- **Activity**
Please, could you print all the lines below exactly, leaving out the pictures?

- **Supplied entries**

------------------------

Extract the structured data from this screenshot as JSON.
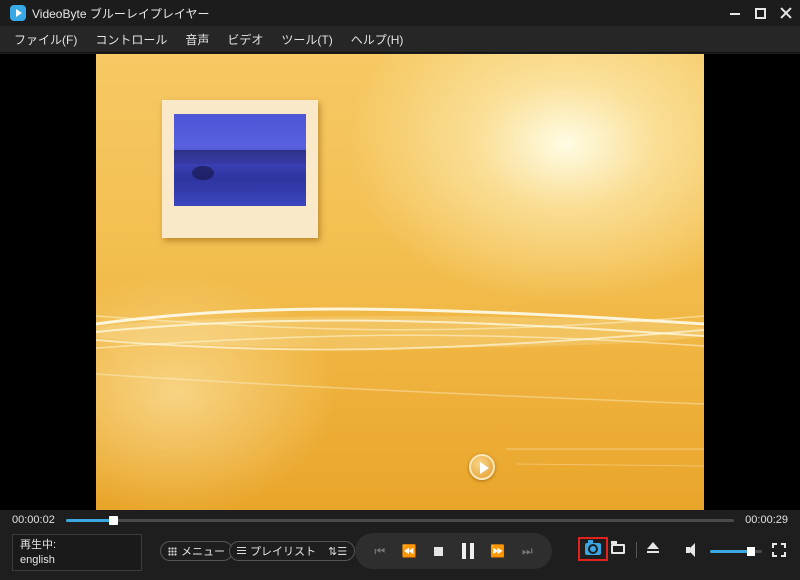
{
  "window": {
    "title": "VideoByte ブルーレイプレイヤー",
    "icon": "play-logo-icon",
    "accent_color": "#3aa6e2",
    "highlight_color": "#e0231d"
  },
  "menu": {
    "items": [
      {
        "label": "ファイル(F)"
      },
      {
        "label": "コントロール"
      },
      {
        "label": "音声"
      },
      {
        "label": "ビデオ"
      },
      {
        "label": "ツール(T)"
      },
      {
        "label": "ヘルプ(H)"
      }
    ]
  },
  "video": {
    "content": "blu-ray-menu-screen",
    "thumbnail": "desert-night-photo",
    "play_icon": "play-circle-icon"
  },
  "progress": {
    "current_time": "00:00:02",
    "total_time": "00:00:29",
    "fraction": 0.07
  },
  "status": {
    "label": "再生中:",
    "value": "english"
  },
  "buttons": {
    "menu_label": "メニュー",
    "playlist_label": "プレイリスト",
    "sort_glyph": "⇅☰"
  },
  "transport": {
    "prev_glyph": "⏮",
    "rewind_glyph": "⏪",
    "forward_glyph": "⏩",
    "next_glyph": "⏭"
  },
  "volume": {
    "level": 0.78
  }
}
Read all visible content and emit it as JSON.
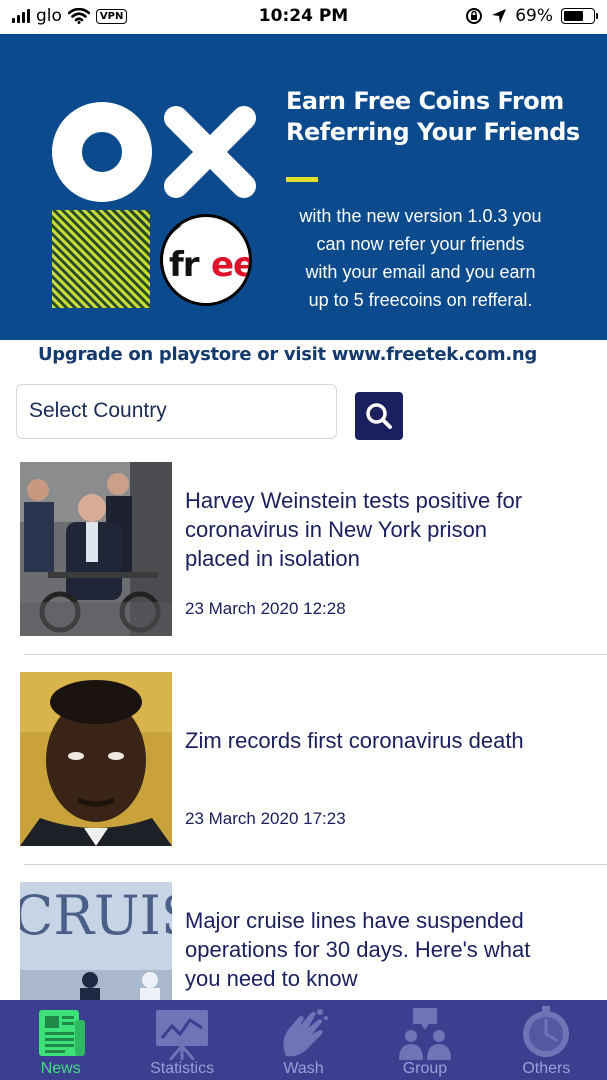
{
  "status_bar": {
    "carrier": "glo",
    "vpn": "VPN",
    "time": "10:24 PM",
    "battery": "69%",
    "battery_level": 0.69
  },
  "banner": {
    "title_line1": "Earn Free Coins From",
    "title_line2": "Referring Your Friends",
    "body_line1": "with the new version 1.0.3 you",
    "body_line2": "can now refer your friends",
    "body_line3": "with your email and  you earn",
    "body_line4": "up to 5 freecoins on refferal.",
    "logo_fr": "fr",
    "logo_ee": "ee",
    "bg_color": "#0b4a8c",
    "accent_color": "#e6e02a"
  },
  "upgrade": "Upgrade on playstore or visit www.freetek.com.ng",
  "search": {
    "select_label": "Select Country",
    "button_icon": "search-icon"
  },
  "news": [
    {
      "title_line1": "Harvey Weinstein tests positive for",
      "title_line2": "coronavirus in New York prison",
      "title_line3": "placed in isolation",
      "date": "23 March 2020 12:28"
    },
    {
      "title_line1": "Zim records first coronavirus death",
      "date": "23 March 2020 17:23"
    },
    {
      "title_line1": "Major cruise lines have suspended",
      "title_line2": "operations for 30 days. Here's what",
      "title_line3": "you need to know",
      "thumb_text": "CRUISE"
    }
  ],
  "tabs": [
    {
      "label": "News",
      "icon": "newspaper-icon",
      "active": true
    },
    {
      "label": "Statistics",
      "icon": "chart-board-icon",
      "active": false
    },
    {
      "label": "Wash",
      "icon": "hand-wash-icon",
      "active": false
    },
    {
      "label": "Group",
      "icon": "group-icon",
      "active": false
    },
    {
      "label": "Others",
      "icon": "stopwatch-icon",
      "active": false
    }
  ],
  "colors": {
    "tab_bar": "#3a3f8f",
    "tab_active": "#3ee07a",
    "text_primary": "#1a1f5e"
  }
}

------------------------

- **Exercise solution**
Extract the structured data from this screenshot as JSON.
{
  "window": {
    "title": "VideoByte ブルーレイプレイヤー",
    "icon": "play-logo-icon",
    "accent_color": "#3aa6e2",
    "highlight_color": "#e0231d"
  },
  "menu": {
    "items": [
      {
        "label": "ファイル(F)"
      },
      {
        "label": "コントロール"
      },
      {
        "label": "音声"
      },
      {
        "label": "ビデオ"
      },
      {
        "label": "ツール(T)"
      },
      {
        "label": "ヘルプ(H)"
      }
    ]
  },
  "video": {
    "content": "blu-ray-menu-screen",
    "thumbnail": "desert-night-photo",
    "play_icon": "play-circle-icon"
  },
  "progress": {
    "current_time": "00:00:02",
    "total_time": "00:00:29",
    "fraction": 0.07
  },
  "status": {
    "label": "再生中:",
    "value": "english"
  },
  "buttons": {
    "menu_label": "メニュー",
    "playlist_label": "プレイリスト",
    "sort_glyph": "⇅☰"
  },
  "transport": {
    "prev_glyph": "⏮",
    "rewind_glyph": "⏪",
    "forward_glyph": "⏩",
    "next_glyph": "⏭"
  },
  "volume": {
    "level": 0.78
  }
}
Read all visible content and emit it as JSON.
{
  "status_bar": {
    "carrier": "glo",
    "vpn": "VPN",
    "time": "10:24 PM",
    "battery": "69%",
    "battery_level": 0.69
  },
  "banner": {
    "title_line1": "Earn Free Coins From",
    "title_line2": "Referring Your Friends",
    "body_line1": "with the new version 1.0.3 you",
    "body_line2": "can now refer your friends",
    "body_line3": "with your email and  you earn",
    "body_line4": "up to 5 freecoins on refferal.",
    "logo_fr": "fr",
    "logo_ee": "ee",
    "bg_color": "#0b4a8c",
    "accent_color": "#e6e02a"
  },
  "upgrade": "Upgrade on playstore or visit www.freetek.com.ng",
  "search": {
    "select_label": "Select Country",
    "button_icon": "search-icon"
  },
  "news": [
    {
      "title_line1": "Harvey Weinstein tests positive for",
      "title_line2": "coronavirus in New York prison",
      "title_line3": "placed in isolation",
      "date": "23 March 2020 12:28"
    },
    {
      "title_line1": "Zim records first coronavirus death",
      "date": "23 March 2020 17:23"
    },
    {
      "title_line1": "Major cruise lines have suspended",
      "title_line2": "operations for 30 days. Here's what",
      "title_line3": "you need to know",
      "thumb_text": "CRUISE"
    }
  ],
  "tabs": [
    {
      "label": "News",
      "icon": "newspaper-icon",
      "active": true
    },
    {
      "label": "Statistics",
      "icon": "chart-board-icon",
      "active": false
    },
    {
      "label": "Wash",
      "icon": "hand-wash-icon",
      "active": false
    },
    {
      "label": "Group",
      "icon": "group-icon",
      "active": false
    },
    {
      "label": "Others",
      "icon": "stopwatch-icon",
      "active": false
    }
  ],
  "colors": {
    "tab_bar": "#3a3f8f",
    "tab_active": "#3ee07a",
    "text_primary": "#1a1f5e"
  }
}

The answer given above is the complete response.